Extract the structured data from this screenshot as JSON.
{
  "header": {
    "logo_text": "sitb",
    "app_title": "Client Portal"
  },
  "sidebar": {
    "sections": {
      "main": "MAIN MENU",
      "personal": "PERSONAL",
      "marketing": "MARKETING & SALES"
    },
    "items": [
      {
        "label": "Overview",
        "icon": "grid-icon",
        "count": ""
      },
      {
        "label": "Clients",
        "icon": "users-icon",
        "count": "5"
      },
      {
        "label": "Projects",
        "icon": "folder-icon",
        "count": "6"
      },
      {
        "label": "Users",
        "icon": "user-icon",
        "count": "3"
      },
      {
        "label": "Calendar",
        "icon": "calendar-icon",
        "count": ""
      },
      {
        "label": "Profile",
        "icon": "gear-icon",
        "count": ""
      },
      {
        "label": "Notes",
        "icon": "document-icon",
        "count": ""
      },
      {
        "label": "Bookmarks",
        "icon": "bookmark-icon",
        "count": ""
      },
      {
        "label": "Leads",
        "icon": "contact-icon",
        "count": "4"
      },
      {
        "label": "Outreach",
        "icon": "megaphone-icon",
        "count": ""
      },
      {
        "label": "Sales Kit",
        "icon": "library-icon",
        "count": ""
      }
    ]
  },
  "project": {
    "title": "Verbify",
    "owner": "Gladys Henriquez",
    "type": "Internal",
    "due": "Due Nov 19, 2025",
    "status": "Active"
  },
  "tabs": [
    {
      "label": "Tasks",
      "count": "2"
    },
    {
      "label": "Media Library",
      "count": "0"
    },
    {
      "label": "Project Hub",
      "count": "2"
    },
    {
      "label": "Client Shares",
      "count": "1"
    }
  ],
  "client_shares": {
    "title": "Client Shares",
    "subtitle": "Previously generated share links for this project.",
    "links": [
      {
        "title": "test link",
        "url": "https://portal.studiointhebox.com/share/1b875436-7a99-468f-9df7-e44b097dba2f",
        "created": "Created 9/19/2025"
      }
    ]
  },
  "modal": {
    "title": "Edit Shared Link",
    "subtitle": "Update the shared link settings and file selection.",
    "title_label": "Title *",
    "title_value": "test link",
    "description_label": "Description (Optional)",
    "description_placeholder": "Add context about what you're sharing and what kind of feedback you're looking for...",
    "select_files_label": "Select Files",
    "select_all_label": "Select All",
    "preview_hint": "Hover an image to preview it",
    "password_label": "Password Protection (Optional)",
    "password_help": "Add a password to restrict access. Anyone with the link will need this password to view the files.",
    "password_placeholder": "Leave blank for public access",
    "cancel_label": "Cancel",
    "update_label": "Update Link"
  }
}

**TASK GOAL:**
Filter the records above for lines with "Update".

**RESPONSE TO THIS EXERCISE:**
    "subtitle": "Update the shared link settings and file selection.",
    "update_label": "Update Link"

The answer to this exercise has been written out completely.